Sean Bergin’s remarks only revealed the stereotypes he believes to be true about Black men. Fatherless, wayward sons who ultimately have a rift with cops. My question is, why is it ok to believe and promote these stigmas about Black people, thus generalizing, minimalizing and ignoring their struggles as individuals? It’s safe to say no two people has ever shared the exact same life, so why does the media always promote these stereotypes and pass them on as facts about Blacks? How do these ideas pass as true?
From him asking the security guard who was physically assaulted if the assailant was drunk or high, this made his report objective and purely bias.
Mark Henry held ECW’s world championship, and then Smackdown’s world championship. But despite having one of the most impressive resumes in WWE history, he has never won the top prize in WWE.
In the fictional WWE storylines, being the world champion means you are the best wrestler. But in real life, it means you are the best performer. The decision of who gets to be the titleholder simply comes from a team of creative writers with the final call going to WWE owner Vince McMahon himself: Who do we want to be the face of our company? Who do we think is good enough?
In its 62 year history, WWE has never chosen a black wrestler to hold its world championship.

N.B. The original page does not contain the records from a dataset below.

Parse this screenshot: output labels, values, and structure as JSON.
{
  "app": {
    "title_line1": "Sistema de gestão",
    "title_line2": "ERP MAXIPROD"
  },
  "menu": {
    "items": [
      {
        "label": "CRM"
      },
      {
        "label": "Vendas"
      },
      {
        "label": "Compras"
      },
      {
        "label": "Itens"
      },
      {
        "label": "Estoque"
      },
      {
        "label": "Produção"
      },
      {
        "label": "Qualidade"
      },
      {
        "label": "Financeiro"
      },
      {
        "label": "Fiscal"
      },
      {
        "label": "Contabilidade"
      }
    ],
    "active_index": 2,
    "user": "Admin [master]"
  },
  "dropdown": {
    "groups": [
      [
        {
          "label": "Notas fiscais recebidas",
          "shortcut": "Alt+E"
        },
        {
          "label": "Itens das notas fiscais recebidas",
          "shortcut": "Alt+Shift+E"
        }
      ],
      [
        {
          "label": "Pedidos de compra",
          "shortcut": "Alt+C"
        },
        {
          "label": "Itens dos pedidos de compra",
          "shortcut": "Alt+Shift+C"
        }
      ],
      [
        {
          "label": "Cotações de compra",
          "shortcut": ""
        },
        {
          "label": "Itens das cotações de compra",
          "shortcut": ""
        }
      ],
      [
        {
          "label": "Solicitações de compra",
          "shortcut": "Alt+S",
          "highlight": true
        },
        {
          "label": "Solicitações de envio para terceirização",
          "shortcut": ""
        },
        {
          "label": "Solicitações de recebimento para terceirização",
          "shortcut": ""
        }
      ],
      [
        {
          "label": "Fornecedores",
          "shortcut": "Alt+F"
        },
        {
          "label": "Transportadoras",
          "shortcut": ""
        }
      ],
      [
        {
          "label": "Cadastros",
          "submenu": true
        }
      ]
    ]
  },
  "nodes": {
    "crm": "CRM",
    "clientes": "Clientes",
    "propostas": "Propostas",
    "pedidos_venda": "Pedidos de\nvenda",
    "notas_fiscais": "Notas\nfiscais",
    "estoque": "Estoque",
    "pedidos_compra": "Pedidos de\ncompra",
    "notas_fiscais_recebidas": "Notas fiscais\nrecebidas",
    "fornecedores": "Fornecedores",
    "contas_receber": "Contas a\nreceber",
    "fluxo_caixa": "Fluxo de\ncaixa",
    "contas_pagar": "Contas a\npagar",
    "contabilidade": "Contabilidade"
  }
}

Abdul Rahman Al-Batsh’s pain-wrenched face has become one of the most powerful images of the Gaza conflict.
The 12-year-old boy lost 18 members of his family in an air raid on Saturday night.
A photograph of Abdul Rahman, his shoulders slumped against a car, shows the moment when he discovered his father was among the dead.
When is society going to stop perpetuating the absurd belief that black women have no right to be womanly? That we somehow cannot claim female as our gender even when our DNA says we are? Why, as a black women, do I feel that we are grouped into this category of not-quite-female but not-quite-male, as if we’re some kind of alien being with some traces of female features but are “unpredictable”, “scary”, “ugly”, “hypersexual”, and “manly”.